MIAMI — Miami High School is in the process of attempting to save the Schuck/McKusick Mural that has graced the Miami High School facade since 1966.
School officials met with Mr. McKusick about the mural a couple of years before he passed away. He was very generous with his time, and gave the School the original drawings for the mural, as well as the tile sample board, so that replacement tiles might eventually be tracked down.
As we all know from living in Arizona, our climate is hard on buildings, and that natural challenge was exacerbated at some point, when the mural was “protected” with what Mr. McKusick said was probably spar varnish.
Whatever it was, and however much the folks meant well, the varnish both darkened and apparently undermined the adhesive. When we began this effort three years ago, a good deal more than half the tiles were missing, and the total loss in August exceeded three quarters.
It’s not merely that the underlying structure undermined the mural, but that the mural tiles have fallen off the building. Students and employees were occasionally struck by falling tiles or stucco, though thankfully no one was hurt.
School officials tried to find someone to repair the mural in place, to no avail. Mr. McKusick was by then unable, and the contractor he proposed moved out of state.
Any time the school found someone with the necessary experience, they were either unavailable or cost far more than what the school could pay. After careful consideration, including conversations with staff and alumni, as well as open discussion at public school board meetings, and continuing to pick up an accelerating number of tiles, contractors have removed the remaining tiles from the building.
Miami’s art program will begin to reassemble the murals, using the original documents and color codes provided by Mr. McKusick, on movable wooden panels. Once the murals are reassembled, a process that will likely take a couple of years and for which financial support will have to be found, they can be safely displayed at the school, at Bullion Plaza, and even loaned out for exhibitions elsewhere.

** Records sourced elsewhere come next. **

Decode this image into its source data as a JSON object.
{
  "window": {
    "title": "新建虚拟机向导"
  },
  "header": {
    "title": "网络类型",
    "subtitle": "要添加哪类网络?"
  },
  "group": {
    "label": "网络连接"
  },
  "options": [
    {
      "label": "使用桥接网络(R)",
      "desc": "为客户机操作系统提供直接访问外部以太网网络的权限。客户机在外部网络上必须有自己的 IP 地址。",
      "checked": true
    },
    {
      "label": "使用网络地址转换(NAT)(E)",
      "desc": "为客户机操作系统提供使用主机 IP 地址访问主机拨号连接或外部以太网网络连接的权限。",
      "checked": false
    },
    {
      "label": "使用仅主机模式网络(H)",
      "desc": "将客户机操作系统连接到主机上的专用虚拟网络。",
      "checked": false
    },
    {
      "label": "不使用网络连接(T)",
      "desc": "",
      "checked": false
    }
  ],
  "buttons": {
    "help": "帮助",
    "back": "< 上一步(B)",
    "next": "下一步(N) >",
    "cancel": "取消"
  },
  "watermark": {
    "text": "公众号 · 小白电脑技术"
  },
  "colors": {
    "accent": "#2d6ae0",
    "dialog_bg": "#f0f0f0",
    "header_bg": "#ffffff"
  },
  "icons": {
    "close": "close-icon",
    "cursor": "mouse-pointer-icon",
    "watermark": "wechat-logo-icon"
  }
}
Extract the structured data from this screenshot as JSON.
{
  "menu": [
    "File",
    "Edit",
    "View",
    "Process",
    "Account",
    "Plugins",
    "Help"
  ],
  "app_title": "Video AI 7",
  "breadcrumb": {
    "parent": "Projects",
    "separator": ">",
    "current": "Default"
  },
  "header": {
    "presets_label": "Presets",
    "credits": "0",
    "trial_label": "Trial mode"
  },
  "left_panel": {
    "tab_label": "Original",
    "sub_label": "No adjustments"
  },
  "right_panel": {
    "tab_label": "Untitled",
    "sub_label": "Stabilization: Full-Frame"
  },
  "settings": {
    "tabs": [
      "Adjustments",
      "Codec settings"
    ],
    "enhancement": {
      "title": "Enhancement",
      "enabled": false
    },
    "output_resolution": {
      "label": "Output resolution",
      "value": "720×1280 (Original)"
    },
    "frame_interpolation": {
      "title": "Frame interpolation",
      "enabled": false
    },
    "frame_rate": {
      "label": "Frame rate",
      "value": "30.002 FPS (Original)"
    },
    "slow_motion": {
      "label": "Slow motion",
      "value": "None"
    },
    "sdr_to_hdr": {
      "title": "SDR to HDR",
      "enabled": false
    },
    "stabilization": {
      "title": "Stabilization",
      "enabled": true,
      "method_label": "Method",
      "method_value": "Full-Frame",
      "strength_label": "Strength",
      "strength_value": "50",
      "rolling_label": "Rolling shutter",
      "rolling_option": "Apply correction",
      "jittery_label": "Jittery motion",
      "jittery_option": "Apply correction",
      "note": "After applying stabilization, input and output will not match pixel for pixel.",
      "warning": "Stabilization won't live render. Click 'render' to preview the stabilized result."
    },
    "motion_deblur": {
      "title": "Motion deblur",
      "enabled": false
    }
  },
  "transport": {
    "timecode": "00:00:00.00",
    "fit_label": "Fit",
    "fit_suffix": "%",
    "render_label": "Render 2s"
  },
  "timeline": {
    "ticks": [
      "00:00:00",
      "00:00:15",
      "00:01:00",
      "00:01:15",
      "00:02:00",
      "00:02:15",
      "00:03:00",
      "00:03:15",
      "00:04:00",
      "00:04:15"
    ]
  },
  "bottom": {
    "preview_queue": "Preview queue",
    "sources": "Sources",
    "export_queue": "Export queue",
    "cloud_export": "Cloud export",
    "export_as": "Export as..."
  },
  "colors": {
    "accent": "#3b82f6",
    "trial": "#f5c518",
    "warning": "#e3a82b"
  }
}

Principal Glen Lineberry expressed appreciation to all the alumni and community partners who have helped in this process, commenting, “This is not a perfect solution, but the only alternative to removal was watching a lovely piece of history and art completely and irretrievably disintegrate."